## INSTRUCTIONS FOR THE TASK
Write out the records that follow exactly. Do not include pictures.

## EXTRACTED ENTRIES
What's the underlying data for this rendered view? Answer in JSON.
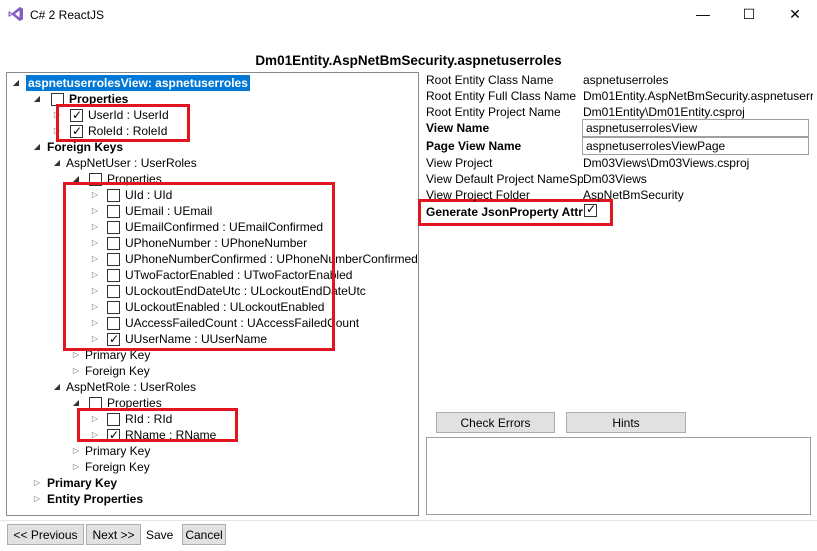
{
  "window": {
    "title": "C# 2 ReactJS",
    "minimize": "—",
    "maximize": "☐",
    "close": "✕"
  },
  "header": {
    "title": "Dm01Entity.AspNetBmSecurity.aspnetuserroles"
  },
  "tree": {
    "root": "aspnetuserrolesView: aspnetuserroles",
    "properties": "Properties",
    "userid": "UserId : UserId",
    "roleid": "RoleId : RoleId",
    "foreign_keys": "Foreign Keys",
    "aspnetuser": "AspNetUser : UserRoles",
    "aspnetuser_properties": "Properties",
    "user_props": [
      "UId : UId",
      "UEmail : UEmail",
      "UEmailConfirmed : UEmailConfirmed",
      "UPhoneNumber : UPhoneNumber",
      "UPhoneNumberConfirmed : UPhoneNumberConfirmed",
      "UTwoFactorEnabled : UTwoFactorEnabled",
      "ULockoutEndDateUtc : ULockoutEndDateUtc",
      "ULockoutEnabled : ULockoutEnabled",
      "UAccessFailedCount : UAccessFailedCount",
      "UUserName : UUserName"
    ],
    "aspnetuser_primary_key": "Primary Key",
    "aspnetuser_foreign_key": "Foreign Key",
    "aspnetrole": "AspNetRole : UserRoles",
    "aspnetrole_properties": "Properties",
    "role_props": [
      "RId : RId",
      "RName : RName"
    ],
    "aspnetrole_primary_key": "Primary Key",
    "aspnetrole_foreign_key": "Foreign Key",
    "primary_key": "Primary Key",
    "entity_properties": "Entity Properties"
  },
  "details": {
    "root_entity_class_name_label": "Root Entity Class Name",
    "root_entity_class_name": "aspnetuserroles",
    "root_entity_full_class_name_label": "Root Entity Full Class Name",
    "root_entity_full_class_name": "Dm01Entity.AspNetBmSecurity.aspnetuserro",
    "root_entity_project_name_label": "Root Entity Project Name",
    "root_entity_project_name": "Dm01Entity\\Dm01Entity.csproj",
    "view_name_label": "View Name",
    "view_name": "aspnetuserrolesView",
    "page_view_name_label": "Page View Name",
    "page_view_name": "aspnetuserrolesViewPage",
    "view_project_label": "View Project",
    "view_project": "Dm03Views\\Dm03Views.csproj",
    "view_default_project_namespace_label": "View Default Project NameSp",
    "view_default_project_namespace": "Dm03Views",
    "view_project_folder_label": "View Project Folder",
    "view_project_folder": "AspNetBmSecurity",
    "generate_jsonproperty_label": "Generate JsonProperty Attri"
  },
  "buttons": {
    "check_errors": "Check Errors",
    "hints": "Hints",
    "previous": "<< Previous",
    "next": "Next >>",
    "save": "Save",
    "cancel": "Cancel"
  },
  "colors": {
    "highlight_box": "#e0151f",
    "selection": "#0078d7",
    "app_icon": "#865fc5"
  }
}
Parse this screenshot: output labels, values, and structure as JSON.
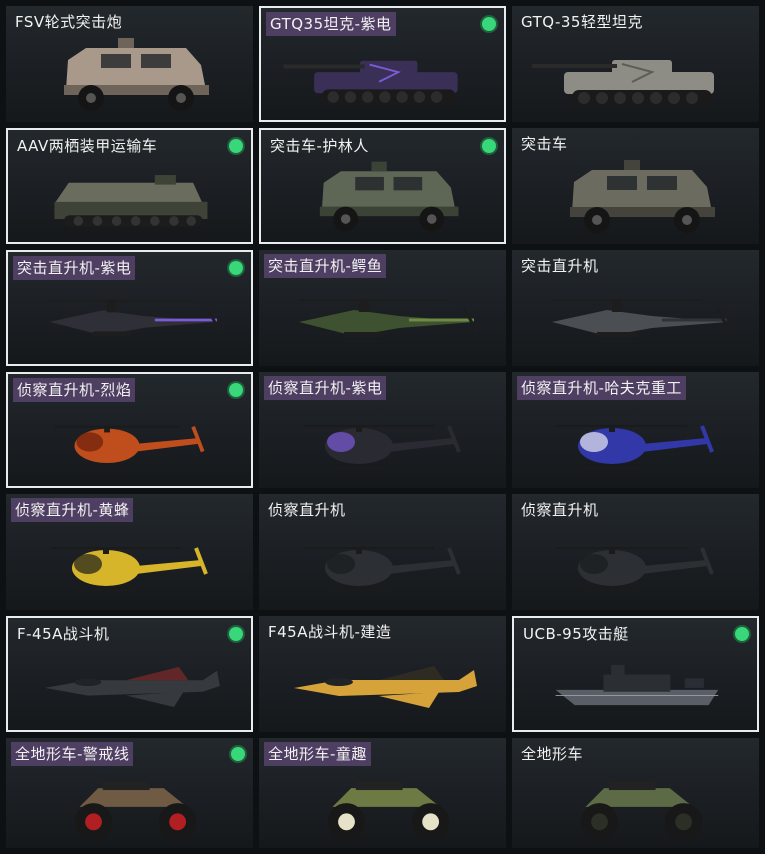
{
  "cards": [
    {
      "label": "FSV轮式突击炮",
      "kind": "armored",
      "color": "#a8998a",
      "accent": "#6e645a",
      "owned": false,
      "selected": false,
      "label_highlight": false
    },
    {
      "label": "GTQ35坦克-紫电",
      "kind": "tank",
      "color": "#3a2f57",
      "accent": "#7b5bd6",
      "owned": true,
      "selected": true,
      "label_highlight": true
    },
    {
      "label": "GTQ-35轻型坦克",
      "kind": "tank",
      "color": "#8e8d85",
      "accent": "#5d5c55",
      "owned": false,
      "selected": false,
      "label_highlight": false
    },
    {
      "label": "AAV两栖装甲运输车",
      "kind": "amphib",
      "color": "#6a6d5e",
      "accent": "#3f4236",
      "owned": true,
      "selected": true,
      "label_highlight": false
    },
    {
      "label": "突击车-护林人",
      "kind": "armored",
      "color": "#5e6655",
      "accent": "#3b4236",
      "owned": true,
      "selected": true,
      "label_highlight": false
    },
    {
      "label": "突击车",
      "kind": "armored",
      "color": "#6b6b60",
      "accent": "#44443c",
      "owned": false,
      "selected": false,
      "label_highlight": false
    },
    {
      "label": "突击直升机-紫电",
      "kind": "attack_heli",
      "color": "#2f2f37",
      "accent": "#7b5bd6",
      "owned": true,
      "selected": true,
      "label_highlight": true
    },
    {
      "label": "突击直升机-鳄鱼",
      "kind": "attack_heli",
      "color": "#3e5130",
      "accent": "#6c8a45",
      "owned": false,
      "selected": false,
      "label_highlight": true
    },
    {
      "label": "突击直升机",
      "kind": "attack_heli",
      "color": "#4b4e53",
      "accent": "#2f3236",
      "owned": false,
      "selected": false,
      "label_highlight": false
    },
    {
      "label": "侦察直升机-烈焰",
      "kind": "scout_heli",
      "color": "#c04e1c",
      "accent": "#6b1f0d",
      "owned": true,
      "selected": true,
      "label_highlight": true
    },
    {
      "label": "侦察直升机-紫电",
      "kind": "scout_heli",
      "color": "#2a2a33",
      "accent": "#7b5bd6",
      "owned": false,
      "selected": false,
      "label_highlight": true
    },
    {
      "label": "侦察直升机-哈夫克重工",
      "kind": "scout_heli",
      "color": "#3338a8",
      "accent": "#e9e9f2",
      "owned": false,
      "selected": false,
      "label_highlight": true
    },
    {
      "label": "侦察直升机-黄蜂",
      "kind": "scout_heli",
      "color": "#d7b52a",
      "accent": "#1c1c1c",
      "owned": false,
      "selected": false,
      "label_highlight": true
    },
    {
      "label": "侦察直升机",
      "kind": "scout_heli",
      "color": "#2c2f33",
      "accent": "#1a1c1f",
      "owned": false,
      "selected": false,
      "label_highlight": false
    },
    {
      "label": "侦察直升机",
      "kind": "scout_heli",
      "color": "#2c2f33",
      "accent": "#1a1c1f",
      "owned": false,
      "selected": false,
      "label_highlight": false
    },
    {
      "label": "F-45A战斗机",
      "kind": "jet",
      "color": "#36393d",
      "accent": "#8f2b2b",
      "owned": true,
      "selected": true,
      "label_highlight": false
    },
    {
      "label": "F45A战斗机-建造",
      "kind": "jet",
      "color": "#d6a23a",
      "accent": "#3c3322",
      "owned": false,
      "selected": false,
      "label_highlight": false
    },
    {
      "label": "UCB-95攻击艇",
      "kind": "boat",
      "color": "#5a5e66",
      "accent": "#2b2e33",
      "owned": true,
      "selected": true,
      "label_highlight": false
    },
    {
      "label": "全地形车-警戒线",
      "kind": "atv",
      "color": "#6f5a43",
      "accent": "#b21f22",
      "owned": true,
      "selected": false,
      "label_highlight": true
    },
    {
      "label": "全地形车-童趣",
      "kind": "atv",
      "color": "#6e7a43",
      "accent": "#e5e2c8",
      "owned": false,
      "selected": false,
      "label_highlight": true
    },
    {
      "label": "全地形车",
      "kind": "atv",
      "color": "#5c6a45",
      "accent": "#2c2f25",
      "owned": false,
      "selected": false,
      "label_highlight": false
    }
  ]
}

## THE ANSWER
What's the underlying data for this rendered view? Answer in JSON.
{
  "window": {
    "title": "C# 2 ReactJS",
    "minimize": "—",
    "maximize": "☐",
    "close": "✕"
  },
  "header": {
    "title": "Dm01Entity.AspNetBmSecurity.aspnetuserroles"
  },
  "tree": {
    "root": "aspnetuserrolesView: aspnetuserroles",
    "properties": "Properties",
    "userid": "UserId : UserId",
    "roleid": "RoleId : RoleId",
    "foreign_keys": "Foreign Keys",
    "aspnetuser": "AspNetUser : UserRoles",
    "aspnetuser_properties": "Properties",
    "user_props": [
      "UId : UId",
      "UEmail : UEmail",
      "UEmailConfirmed : UEmailConfirmed",
      "UPhoneNumber : UPhoneNumber",
      "UPhoneNumberConfirmed : UPhoneNumberConfirmed",
      "UTwoFactorEnabled : UTwoFactorEnabled",
      "ULockoutEndDateUtc : ULockoutEndDateUtc",
      "ULockoutEnabled : ULockoutEnabled",
      "UAccessFailedCount : UAccessFailedCount",
      "UUserName : UUserName"
    ],
    "aspnetuser_primary_key": "Primary Key",
    "aspnetuser_foreign_key": "Foreign Key",
    "aspnetrole": "AspNetRole : UserRoles",
    "aspnetrole_properties": "Properties",
    "role_props": [
      "RId : RId",
      "RName : RName"
    ],
    "aspnetrole_primary_key": "Primary Key",
    "aspnetrole_foreign_key": "Foreign Key",
    "primary_key": "Primary Key",
    "entity_properties": "Entity Properties"
  },
  "details": {
    "root_entity_class_name_label": "Root Entity Class Name",
    "root_entity_class_name": "aspnetuserroles",
    "root_entity_full_class_name_label": "Root Entity Full Class Name",
    "root_entity_full_class_name": "Dm01Entity.AspNetBmSecurity.aspnetuserro",
    "root_entity_project_name_label": "Root Entity Project Name",
    "root_entity_project_name": "Dm01Entity\\Dm01Entity.csproj",
    "view_name_label": "View Name",
    "view_name": "aspnetuserrolesView",
    "page_view_name_label": "Page View Name",
    "page_view_name": "aspnetuserrolesViewPage",
    "view_project_label": "View Project",
    "view_project": "Dm03Views\\Dm03Views.csproj",
    "view_default_project_namespace_label": "View Default Project NameSp",
    "view_default_project_namespace": "Dm03Views",
    "view_project_folder_label": "View Project Folder",
    "view_project_folder": "AspNetBmSecurity",
    "generate_jsonproperty_label": "Generate JsonProperty Attri"
  },
  "buttons": {
    "check_errors": "Check Errors",
    "hints": "Hints",
    "previous": "<< Previous",
    "next": "Next >>",
    "save": "Save",
    "cancel": "Cancel"
  },
  "colors": {
    "highlight_box": "#e0151f",
    "selection": "#0078d7",
    "app_icon": "#865fc5"
  }
}
Parse this screenshot: output labels, values, and structure as JSON.
{
  "cards": [
    {
      "label": "FSV轮式突击炮",
      "kind": "armored",
      "color": "#a8998a",
      "accent": "#6e645a",
      "owned": false,
      "selected": false,
      "label_highlight": false
    },
    {
      "label": "GTQ35坦克-紫电",
      "kind": "tank",
      "color": "#3a2f57",
      "accent": "#7b5bd6",
      "owned": true,
      "selected": true,
      "label_highlight": true
    },
    {
      "label": "GTQ-35轻型坦克",
      "kind": "tank",
      "color": "#8e8d85",
      "accent": "#5d5c55",
      "owned": false,
      "selected": false,
      "label_highlight": false
    },
    {
      "label": "AAV两栖装甲运输车",
      "kind": "amphib",
      "color": "#6a6d5e",
      "accent": "#3f4236",
      "owned": true,
      "selected": true,
      "label_highlight": false
    },
    {
      "label": "突击车-护林人",
      "kind": "armored",
      "color": "#5e6655",
      "accent": "#3b4236",
      "owned": true,
      "selected": true,
      "label_highlight": false
    },
    {
      "label": "突击车",
      "kind": "armored",
      "color": "#6b6b60",
      "accent": "#44443c",
      "owned": false,
      "selected": false,
      "label_highlight": false
    },
    {
      "label": "突击直升机-紫电",
      "kind": "attack_heli",
      "color": "#2f2f37",
      "accent": "#7b5bd6",
      "owned": true,
      "selected": true,
      "label_highlight": true
    },
    {
      "label": "突击直升机-鳄鱼",
      "kind": "attack_heli",
      "color": "#3e5130",
      "accent": "#6c8a45",
      "owned": false,
      "selected": false,
      "label_highlight": true
    },
    {
      "label": "突击直升机",
      "kind": "attack_heli",
      "color": "#4b4e53",
      "accent": "#2f3236",
      "owned": false,
      "selected": false,
      "label_highlight": false
    },
    {
      "label": "侦察直升机-烈焰",
      "kind": "scout_heli",
      "color": "#c04e1c",
      "accent": "#6b1f0d",
      "owned": true,
      "selected": true,
      "label_highlight": true
    },
    {
      "label": "侦察直升机-紫电",
      "kind": "scout_heli",
      "color": "#2a2a33",
      "accent": "#7b5bd6",
      "owned": false,
      "selected": false,
      "label_highlight": true
    },
    {
      "label": "侦察直升机-哈夫克重工",
      "kind": "scout_heli",
      "color": "#3338a8",
      "accent": "#e9e9f2",
      "owned": false,
      "selected": false,
      "label_highlight": true
    },
    {
      "label": "侦察直升机-黄蜂",
      "kind": "scout_heli",
      "color": "#d7b52a",
      "accent": "#1c1c1c",
      "owned": false,
      "selected": false,
      "label_highlight": true
    },
    {
      "label": "侦察直升机",
      "kind": "scout_heli",
      "color": "#2c2f33",
      "accent": "#1a1c1f",
      "owned": false,
      "selected": false,
      "label_highlight": false
    },
    {
      "label": "侦察直升机",
      "kind": "scout_heli",
      "color": "#2c2f33",
      "accent": "#1a1c1f",
      "owned": false,
      "selected": false,
      "label_highlight": false
    },
    {
      "label": "F-45A战斗机",
      "kind": "jet",
      "color": "#36393d",
      "accent": "#8f2b2b",
      "owned": true,
      "selected": true,
      "label_highlight": false
    },
    {
      "label": "F45A战斗机-建造",
      "kind": "jet",
      "color": "#d6a23a",
      "accent": "#3c3322",
      "owned": false,
      "selected": false,
      "label_highlight": false
    },
    {
      "label": "UCB-95攻击艇",
      "kind": "boat",
      "color": "#5a5e66",
      "accent": "#2b2e33",
      "owned": true,
      "selected": true,
      "label_highlight": false
    },
    {
      "label": "全地形车-警戒线",
      "kind": "atv",
      "color": "#6f5a43",
      "accent": "#b21f22",
      "owned": true,
      "selected": false,
      "label_highlight": true
    },
    {
      "label": "全地形车-童趣",
      "kind": "atv",
      "color": "#6e7a43",
      "accent": "#e5e2c8",
      "owned": false,
      "selected": false,
      "label_highlight": true
    },
    {
      "label": "全地形车",
      "kind": "atv",
      "color": "#5c6a45",
      "accent": "#2c2f25",
      "owned": false,
      "selected": false,
      "label_highlight": false
    }
  ]
}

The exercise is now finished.